I didn’t expect to find love on this trip. With a whirlwind schedule of class, art studio, day trips, and a boyfriend spending his summer in Spain, romance was the last thing on my mind. But that was all before I met Emilio.
Emilio, our graying Art History professor, is a native Italian with a penchant for two hour lunches. He leads our caravan of 14 grumbling girls on trips into the city, walking leisurely at the front of the group while I break into a light jog just to keep up with him. He is funny, kind, and incredibly smart: three of my favorite characteristics are all rolled up into an adorable accent and wrapped in proscuitto. I can tell he’s high up around here, too, because he gets us past the crowds and into gated sections of the biggest cathedrals with a single nod at the security guards while other tourists crowd around the locked doors.
This morning, we headed to Ostia Antica for our first day trip. Before we left, we asked Wendy what we’d be doing there all day and she told us to Google it, which none of us did. If we had, we would have realized that there’s only one thing to do and that’s stare at important mounds of rocks. Emilio lead the expedition with a fedora and a walking stick. He would pause at every pile of rubble, dirt path, and mark on the wall to tell us about the rich history of the former port city. He punctuated his expert storytelling with episodes of comic proportions. He has latched on to several American idioms and sprinkles them generously (and often incorrectly) into conversation. In his lilting Italian accent, he would turn nod and say, “Okie dokie, aritchokey” as our cue to follow him to the next location. When we arrived at the ruins today, he picked up a branch which he carried along for the rest of the day. “Look at my stick,” he cried excitedly. “I’m like Gandalf!” When we saw tiny salamanders skittering across the roads, he hollered, “It’s the Lizard of Oz!” And when we all fell madly in love with him and began to shower him with compliments, he got the attention of our other professor: “I’m da man, Wendy! I’m da man!”

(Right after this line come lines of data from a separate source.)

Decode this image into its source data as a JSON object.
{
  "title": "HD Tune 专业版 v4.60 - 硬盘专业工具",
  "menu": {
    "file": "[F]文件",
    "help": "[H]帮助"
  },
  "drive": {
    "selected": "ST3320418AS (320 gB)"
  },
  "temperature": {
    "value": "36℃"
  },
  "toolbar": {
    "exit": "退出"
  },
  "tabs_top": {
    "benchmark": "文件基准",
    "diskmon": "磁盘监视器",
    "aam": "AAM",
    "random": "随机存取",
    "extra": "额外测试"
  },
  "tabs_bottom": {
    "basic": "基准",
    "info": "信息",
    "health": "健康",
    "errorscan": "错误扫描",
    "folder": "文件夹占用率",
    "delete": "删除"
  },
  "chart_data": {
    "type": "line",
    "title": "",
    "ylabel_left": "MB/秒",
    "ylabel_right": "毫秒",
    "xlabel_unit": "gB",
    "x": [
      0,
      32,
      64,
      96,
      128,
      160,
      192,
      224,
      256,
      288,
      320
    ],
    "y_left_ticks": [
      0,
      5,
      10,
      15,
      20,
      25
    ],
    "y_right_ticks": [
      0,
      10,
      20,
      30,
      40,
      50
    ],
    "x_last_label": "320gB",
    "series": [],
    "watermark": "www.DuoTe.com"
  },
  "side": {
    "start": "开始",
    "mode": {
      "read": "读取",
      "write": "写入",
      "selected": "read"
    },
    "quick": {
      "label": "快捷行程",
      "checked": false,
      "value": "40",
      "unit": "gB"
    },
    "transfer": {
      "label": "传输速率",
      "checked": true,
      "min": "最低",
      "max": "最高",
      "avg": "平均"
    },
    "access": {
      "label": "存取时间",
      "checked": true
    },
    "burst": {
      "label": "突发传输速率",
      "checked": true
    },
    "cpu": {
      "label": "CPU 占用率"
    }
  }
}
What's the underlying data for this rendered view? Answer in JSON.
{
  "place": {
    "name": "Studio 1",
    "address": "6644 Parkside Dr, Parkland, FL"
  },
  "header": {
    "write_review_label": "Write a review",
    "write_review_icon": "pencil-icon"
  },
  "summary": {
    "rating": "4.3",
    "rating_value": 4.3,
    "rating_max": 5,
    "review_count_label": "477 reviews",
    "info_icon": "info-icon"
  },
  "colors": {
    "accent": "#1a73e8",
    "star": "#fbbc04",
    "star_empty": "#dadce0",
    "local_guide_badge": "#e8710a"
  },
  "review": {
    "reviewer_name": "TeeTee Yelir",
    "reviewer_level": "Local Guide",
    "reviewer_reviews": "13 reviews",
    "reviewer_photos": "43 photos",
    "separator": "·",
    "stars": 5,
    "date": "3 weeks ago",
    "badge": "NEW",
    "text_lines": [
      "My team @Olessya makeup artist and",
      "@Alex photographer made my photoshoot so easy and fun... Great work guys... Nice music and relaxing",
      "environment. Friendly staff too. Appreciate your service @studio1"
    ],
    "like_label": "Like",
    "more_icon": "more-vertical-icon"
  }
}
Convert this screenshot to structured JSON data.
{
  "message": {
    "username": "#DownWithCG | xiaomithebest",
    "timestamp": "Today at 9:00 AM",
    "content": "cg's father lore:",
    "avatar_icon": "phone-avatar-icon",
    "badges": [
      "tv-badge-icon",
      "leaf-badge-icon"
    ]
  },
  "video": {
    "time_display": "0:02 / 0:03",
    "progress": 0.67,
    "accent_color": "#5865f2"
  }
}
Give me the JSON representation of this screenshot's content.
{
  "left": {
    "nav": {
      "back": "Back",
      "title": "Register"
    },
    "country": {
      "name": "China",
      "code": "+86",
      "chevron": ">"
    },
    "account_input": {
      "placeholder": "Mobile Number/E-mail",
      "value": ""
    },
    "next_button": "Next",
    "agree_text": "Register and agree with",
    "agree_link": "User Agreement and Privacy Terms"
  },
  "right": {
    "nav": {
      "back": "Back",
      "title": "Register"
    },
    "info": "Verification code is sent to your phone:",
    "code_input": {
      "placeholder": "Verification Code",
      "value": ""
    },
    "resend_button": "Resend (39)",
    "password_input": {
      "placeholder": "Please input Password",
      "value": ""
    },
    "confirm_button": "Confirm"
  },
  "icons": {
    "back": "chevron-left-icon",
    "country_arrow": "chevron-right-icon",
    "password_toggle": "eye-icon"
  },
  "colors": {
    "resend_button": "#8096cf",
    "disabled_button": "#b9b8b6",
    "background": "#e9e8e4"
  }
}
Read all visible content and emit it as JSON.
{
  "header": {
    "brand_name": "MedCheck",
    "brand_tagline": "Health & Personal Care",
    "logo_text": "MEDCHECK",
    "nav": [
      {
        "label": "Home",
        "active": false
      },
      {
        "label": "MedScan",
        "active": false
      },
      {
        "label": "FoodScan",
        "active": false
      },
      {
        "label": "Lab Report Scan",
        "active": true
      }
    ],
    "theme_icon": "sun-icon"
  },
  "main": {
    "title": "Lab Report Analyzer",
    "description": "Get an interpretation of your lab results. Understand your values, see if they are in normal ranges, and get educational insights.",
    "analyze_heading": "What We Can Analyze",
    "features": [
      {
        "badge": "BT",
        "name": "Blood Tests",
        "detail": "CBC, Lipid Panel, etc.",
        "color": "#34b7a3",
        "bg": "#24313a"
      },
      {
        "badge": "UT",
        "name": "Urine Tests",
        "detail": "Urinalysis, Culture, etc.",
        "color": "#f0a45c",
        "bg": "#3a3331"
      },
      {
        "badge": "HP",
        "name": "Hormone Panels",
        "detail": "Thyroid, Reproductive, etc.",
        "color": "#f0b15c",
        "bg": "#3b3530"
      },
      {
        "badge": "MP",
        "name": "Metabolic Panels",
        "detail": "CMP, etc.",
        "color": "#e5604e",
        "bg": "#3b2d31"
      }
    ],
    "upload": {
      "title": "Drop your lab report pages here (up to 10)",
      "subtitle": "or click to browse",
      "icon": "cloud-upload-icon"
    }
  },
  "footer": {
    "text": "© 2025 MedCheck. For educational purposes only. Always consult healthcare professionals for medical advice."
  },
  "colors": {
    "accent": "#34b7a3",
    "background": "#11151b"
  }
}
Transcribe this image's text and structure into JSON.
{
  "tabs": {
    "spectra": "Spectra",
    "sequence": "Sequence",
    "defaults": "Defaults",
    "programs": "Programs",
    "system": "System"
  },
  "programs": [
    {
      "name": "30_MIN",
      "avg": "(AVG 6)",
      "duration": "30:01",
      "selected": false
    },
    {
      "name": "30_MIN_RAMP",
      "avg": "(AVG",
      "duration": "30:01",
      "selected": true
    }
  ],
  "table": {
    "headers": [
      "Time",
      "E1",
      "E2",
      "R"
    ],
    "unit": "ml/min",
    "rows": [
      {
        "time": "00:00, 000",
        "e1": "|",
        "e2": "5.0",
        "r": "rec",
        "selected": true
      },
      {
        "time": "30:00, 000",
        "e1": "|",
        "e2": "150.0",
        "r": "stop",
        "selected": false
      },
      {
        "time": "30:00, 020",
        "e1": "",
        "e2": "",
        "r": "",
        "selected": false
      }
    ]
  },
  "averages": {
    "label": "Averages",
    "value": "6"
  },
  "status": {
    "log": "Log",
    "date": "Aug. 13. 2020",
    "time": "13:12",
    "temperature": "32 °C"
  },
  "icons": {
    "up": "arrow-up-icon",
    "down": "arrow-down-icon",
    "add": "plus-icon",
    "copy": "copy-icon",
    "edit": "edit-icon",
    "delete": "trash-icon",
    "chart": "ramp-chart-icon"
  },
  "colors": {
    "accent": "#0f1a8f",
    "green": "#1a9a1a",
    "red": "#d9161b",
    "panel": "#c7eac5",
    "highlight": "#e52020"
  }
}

Here I am stalking Emilio through tall grass like a predator.
Last night, my boyfriend was collapsed in his bedroom after two days of traveling across the Atlantic to San Sebastian, Spain. He was delirious from being awake for 36 hours when we talked at nine that night, and I have to give the jet lag credit for making him loopy enough to impulsively buy a plane ticket to visit me in Rome. I pictured him and I basking in the cliched romance together: exploring the cobbled alleyways of Rome, tossing coins in the Trevi, craning our necks to see paintings on the tops of cathedral domes, sharing a pasta dish and nudging a meatball towards him with my nose. Then I thought of Emilio.
The phrase Emilio uses most frequently is, “…but that’s another story!” He’ll relay some horrific, detailed fact about the renaissance and then end the tangent abruptly with the phrase. “And that’s where we get necrophilia…but that’s another story” or “He was then stuffed into a barrel that was hammered through with nails and then rolled down the steepest hill…but that’s another story!” It’s always that story, and not the one he’s actually trying to tell, that we want to hear. His preciousness has an edge that keeps us surreptitiously snapping photos of him on our cell phones.
When dear boyfriend visits, he’ll be tagging along on our trips through the city with Emilio. I don’t know how I will reconcile my feelings for him with my debilitating crush on my art history professor or how I will hide my not-so-subtle attempts to gently hold Emilio’s hand while we walk. …but that’s another story!